By Richard Strozzi-Heckler
When I was twelve years old my mother enrolled me in Judo. Being from a Navy family I moved regularly and as the “new” kid I would be the object of catcalls and shoves. I was the type of personality to shove back, which often ended in fights and from this my mother feared I was a bully. I didn’t feel like a bully, I was simply afraid. When I was physically confronted an indeterminate heat would immediately capture me and it would hold onto me and I acted without consciousness. My only response was to strike back. Even then I knew that I was reacting without choice and this vulnerability compelled me to strike out even more. I didn’t know what else to do. I was caught in a circular pattern of aggression. With my father on a six-month cruise to the Far East my mother was at a loss and didn’t know how to navigate this unknown territory. A vice-principal suggested I take Judo as a way of learning self-discipline. My mother worried it would only make me fight more. I was grateful that my father was at sea and the discipline didn’t come from him.

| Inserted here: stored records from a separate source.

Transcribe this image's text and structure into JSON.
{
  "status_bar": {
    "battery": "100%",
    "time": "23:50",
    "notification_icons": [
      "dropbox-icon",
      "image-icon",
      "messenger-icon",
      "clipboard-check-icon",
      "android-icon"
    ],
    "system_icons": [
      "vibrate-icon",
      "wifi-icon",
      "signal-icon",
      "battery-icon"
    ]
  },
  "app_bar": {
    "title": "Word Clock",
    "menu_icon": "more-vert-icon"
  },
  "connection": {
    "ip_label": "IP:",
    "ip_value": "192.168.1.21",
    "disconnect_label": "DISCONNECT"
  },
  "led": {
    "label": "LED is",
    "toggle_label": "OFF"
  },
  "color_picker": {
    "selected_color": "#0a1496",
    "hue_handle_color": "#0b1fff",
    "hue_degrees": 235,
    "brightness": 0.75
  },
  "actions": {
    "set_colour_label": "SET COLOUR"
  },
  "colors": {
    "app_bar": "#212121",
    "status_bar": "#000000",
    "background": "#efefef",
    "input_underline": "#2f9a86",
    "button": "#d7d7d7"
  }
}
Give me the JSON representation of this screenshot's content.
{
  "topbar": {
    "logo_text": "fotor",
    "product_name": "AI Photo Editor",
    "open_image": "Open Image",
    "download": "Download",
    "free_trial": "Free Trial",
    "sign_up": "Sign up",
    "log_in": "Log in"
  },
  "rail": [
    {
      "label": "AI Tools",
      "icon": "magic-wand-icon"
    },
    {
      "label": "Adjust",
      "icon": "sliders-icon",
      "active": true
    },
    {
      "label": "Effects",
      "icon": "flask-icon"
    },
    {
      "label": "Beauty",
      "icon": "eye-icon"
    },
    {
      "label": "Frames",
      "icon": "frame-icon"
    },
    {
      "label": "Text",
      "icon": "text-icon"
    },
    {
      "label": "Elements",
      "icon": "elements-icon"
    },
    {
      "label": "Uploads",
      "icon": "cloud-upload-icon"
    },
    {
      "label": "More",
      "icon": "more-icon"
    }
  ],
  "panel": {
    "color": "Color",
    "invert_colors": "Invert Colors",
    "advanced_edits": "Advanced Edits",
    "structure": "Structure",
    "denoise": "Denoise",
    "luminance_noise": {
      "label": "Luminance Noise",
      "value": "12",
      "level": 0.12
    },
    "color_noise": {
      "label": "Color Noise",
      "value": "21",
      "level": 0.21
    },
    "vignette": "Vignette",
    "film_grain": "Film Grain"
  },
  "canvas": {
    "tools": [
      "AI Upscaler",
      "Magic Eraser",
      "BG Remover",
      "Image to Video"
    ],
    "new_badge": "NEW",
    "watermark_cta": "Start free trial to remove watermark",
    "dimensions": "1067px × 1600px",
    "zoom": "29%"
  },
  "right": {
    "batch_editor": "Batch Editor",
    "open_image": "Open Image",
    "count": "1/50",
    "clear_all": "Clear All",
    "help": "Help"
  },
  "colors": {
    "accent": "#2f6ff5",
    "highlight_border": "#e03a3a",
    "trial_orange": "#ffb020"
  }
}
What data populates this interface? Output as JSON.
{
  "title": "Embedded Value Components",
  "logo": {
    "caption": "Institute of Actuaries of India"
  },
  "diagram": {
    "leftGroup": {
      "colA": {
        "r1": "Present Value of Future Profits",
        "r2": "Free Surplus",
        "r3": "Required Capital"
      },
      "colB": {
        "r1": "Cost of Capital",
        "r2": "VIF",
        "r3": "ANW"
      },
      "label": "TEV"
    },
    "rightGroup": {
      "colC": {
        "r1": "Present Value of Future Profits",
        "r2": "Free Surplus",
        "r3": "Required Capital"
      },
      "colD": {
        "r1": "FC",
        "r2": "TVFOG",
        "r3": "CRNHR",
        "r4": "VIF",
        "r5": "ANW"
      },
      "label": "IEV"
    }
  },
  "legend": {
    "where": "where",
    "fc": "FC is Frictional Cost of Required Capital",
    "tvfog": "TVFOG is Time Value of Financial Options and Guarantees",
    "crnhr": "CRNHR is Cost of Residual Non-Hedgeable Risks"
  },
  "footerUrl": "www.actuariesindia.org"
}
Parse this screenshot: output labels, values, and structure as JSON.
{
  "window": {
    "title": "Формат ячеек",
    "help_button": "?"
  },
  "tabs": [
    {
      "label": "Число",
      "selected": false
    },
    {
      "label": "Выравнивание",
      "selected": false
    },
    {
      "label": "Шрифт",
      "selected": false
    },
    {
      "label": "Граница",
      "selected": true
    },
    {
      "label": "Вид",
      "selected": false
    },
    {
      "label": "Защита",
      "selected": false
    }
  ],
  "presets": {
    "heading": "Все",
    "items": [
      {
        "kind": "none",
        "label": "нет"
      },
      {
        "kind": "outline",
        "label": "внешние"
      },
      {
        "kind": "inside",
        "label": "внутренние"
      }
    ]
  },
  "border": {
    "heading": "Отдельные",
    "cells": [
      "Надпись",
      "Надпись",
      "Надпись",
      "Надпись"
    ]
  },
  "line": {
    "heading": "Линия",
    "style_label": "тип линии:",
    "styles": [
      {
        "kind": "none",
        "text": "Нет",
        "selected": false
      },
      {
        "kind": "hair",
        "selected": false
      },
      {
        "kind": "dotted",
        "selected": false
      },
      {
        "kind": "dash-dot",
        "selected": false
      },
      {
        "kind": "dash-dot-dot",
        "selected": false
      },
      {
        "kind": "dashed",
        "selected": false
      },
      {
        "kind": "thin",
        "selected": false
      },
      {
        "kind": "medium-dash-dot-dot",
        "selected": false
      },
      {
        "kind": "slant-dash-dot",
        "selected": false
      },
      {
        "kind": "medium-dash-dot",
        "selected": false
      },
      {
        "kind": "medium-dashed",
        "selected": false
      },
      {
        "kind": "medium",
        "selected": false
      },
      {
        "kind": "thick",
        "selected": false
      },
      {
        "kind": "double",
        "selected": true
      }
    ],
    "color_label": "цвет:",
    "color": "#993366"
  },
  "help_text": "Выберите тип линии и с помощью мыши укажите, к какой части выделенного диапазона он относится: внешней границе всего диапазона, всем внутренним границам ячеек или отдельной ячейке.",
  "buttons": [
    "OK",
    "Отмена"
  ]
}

I was enrolled in a Judo class that took place in a gigantic airplane hangar on a Navy base. Marines and Sailors who had studied in Japan taught the classes. Like young men everywhere they joked and had fun with each other but they were sincere about their teaching. The moment I saw them practicing I was spellbound and I never once thought about how I could use it to protect myself or beat someone up. It seemed like poetry to me. Wearing thick, white cotton pants and jackets tied by a black belt at their waists they effortlessly and confidently threw each other over their hips, like water flowing over a cliff, smiling and laughing and thoroughly enjoying what they were doing. It wasn’t like fighting at all, but moving in a graceful, economical, and dignified way with each other. It was harmony I saw, not conflict. I wanted to be able to do what they were doing. This moment changed my life and I have been training martial arts ever since, over fifty years ago.
This led to Jujitsu-the gentle skill-and then on to Karate-empty hand-and I taught hand-to-hand combat in the Marine Corps. The irony was that once I began to practice martial arts I stopped fighting and it opened the doors to meditation and the healing arts. Thirty-nine years ago I began Aikido and though I train in other arts, Aikido is the art that I am wedded to and it informs everything I do. Everything. When I saw Aikido it was like the moment I encountered Judo those decades ago-pure poetry.
Aikido-the Way of Harmony with Universal Energy-is a modern, non-violent martial art. The founder, Morihei Ueshiba, who was a national living treasure of Japan, claimed that Budo, the martial way, was to bring people together. Aikido is both a martial art and a spiritual practice. An ambitious claim and Morihei Ueshiba, O Sensei-Great Teacher-as he is called embodied this ideal. People came from all over the world to challenge him and he would defeat them without hurting them and they stayed and trained with him. His story is not a creation myth but an exemplar of how we ourselves can awaken.
The practices of the Aiki path are a way of connecting our mind/body/spirit unity to Universal Energy. This is a warrior’s possibility of awakening peace and harmony.